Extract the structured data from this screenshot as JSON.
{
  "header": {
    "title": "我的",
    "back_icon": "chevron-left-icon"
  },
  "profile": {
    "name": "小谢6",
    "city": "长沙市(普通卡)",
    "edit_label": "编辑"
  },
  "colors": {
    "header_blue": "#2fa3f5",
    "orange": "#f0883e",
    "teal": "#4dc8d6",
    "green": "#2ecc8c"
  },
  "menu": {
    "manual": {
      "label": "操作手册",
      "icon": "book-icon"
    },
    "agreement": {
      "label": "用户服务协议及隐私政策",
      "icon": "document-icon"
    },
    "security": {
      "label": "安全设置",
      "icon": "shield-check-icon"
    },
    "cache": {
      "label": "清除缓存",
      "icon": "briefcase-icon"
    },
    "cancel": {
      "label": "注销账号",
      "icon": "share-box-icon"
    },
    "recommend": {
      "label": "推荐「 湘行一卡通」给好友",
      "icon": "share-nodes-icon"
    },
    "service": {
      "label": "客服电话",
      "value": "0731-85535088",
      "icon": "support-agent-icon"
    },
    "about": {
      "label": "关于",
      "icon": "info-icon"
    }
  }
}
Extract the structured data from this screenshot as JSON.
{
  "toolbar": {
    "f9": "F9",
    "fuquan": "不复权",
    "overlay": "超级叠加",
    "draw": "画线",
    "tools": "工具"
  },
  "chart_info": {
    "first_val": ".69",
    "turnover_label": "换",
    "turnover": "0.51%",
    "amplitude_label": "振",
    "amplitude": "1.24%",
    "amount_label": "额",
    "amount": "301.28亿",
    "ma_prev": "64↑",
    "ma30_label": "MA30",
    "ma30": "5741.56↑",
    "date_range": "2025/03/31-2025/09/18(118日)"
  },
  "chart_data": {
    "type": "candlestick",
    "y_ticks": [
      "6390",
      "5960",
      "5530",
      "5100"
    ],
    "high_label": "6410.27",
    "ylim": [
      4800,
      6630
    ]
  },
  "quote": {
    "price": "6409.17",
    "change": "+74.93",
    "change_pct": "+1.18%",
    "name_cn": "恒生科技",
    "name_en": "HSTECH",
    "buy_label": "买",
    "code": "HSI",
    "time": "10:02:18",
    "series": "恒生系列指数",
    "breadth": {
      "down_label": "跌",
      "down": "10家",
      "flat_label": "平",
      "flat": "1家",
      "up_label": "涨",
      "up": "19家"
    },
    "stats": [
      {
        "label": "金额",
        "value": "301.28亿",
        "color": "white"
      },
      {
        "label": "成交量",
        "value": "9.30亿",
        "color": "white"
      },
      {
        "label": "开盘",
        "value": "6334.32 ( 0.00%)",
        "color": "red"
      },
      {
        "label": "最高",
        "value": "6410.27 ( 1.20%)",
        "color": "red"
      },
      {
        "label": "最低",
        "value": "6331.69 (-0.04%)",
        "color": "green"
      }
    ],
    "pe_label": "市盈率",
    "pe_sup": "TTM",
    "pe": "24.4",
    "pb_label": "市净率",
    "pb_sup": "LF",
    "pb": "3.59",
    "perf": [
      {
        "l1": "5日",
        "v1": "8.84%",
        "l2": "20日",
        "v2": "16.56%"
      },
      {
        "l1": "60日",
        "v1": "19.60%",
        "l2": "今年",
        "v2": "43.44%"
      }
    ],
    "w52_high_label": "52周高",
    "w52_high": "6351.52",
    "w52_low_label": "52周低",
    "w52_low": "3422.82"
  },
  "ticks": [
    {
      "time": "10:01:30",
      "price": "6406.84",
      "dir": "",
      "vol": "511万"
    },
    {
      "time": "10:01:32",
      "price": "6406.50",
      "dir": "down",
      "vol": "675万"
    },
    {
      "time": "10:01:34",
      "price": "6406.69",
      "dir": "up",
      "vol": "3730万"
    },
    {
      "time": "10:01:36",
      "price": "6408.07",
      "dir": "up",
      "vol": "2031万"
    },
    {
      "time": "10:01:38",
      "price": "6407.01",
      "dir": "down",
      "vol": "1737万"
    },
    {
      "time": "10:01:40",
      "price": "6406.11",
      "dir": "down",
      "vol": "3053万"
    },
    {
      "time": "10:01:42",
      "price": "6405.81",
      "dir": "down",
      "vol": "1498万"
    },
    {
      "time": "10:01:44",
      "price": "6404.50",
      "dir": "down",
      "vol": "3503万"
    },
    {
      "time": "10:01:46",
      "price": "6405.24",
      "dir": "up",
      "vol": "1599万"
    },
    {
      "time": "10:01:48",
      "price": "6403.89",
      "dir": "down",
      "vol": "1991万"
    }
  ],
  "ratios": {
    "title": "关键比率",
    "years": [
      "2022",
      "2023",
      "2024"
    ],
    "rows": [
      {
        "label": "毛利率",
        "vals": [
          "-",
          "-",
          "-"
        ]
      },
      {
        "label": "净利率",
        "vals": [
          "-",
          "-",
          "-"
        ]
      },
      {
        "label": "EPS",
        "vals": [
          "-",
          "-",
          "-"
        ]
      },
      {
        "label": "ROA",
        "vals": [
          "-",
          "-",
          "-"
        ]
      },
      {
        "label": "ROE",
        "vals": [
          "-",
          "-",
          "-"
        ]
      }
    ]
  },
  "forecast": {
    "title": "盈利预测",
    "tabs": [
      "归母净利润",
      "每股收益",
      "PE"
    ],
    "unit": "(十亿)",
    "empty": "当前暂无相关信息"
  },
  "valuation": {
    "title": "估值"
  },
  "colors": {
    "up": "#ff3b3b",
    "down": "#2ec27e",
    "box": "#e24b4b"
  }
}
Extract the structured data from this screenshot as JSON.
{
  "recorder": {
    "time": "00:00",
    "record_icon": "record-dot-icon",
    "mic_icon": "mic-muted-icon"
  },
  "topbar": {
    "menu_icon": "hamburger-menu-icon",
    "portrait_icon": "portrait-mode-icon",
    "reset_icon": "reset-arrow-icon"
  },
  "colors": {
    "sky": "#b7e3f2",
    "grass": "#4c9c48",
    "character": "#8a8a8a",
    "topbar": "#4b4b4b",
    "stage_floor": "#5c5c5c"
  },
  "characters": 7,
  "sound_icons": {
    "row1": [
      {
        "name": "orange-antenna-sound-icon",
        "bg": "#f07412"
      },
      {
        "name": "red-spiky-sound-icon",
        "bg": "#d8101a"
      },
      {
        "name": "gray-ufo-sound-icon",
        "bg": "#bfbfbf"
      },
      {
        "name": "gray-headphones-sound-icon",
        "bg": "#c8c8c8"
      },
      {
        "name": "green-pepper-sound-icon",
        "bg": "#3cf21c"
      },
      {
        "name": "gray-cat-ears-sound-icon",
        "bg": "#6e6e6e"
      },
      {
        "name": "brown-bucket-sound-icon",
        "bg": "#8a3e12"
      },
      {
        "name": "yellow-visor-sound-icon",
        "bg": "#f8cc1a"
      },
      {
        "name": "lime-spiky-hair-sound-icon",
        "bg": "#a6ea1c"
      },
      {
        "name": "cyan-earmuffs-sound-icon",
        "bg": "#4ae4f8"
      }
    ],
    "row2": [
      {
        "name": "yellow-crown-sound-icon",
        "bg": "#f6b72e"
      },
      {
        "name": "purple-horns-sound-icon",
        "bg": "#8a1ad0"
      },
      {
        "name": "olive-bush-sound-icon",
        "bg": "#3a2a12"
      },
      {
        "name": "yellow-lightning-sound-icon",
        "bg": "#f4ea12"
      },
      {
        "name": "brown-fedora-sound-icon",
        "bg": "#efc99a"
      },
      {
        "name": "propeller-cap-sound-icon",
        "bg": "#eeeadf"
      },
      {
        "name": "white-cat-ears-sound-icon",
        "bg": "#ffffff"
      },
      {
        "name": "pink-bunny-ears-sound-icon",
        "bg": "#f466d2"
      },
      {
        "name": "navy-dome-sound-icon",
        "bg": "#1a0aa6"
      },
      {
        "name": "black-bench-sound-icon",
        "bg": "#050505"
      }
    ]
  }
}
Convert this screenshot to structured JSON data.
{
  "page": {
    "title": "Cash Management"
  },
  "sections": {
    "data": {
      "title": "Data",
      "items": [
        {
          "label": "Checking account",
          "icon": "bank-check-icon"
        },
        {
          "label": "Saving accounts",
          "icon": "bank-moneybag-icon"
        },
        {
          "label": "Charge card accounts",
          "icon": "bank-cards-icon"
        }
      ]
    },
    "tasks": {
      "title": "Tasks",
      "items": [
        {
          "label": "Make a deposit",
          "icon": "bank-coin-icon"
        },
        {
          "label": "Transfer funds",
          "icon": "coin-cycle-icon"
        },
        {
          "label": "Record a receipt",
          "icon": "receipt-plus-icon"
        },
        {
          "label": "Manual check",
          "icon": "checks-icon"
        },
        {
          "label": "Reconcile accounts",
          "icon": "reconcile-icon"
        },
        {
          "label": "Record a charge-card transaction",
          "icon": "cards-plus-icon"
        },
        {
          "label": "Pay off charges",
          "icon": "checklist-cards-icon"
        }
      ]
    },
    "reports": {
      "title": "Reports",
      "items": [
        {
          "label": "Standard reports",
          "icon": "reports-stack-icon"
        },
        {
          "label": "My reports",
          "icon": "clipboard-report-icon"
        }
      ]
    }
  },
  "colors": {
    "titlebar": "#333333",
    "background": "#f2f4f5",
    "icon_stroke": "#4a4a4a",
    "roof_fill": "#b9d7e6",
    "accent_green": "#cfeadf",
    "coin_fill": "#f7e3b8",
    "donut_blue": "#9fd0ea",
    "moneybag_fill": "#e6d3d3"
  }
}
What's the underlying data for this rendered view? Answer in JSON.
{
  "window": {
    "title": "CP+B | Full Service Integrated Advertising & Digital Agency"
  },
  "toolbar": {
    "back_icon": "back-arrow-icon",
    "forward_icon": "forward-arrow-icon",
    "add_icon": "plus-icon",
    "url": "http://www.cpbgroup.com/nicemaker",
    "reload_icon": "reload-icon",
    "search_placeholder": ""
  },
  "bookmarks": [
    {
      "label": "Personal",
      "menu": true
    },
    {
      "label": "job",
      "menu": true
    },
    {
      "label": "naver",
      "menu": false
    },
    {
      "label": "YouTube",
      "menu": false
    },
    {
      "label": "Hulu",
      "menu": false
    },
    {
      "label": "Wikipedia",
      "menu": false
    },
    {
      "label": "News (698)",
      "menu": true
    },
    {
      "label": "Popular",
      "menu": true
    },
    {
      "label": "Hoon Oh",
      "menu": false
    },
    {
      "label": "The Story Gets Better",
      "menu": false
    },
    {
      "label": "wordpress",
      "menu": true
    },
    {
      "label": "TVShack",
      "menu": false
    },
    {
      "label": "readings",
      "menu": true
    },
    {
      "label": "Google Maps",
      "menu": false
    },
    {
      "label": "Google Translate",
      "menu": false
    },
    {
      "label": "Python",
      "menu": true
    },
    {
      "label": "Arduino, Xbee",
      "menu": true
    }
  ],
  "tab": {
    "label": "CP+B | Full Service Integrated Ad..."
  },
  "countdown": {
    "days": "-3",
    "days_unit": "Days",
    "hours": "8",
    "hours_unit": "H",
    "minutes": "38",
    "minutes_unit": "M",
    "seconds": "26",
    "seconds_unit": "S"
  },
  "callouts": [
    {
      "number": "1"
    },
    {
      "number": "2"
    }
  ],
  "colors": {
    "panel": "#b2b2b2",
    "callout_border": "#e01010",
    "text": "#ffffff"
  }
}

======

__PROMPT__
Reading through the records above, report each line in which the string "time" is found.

__REPLY__
    "time": "10:02:18",
      "time": "10:01:30",
      "time": "10:01:32",
      "time": "10:01:34",
      "time": "10:01:36",
      "time": "10:01:38",
      "time": "10:01:40",
      "time": "10:01:42",
      "time": "10:01:44",
      "time": "10:01:46",
      "time": "10:01:48",
    "time": "00:00",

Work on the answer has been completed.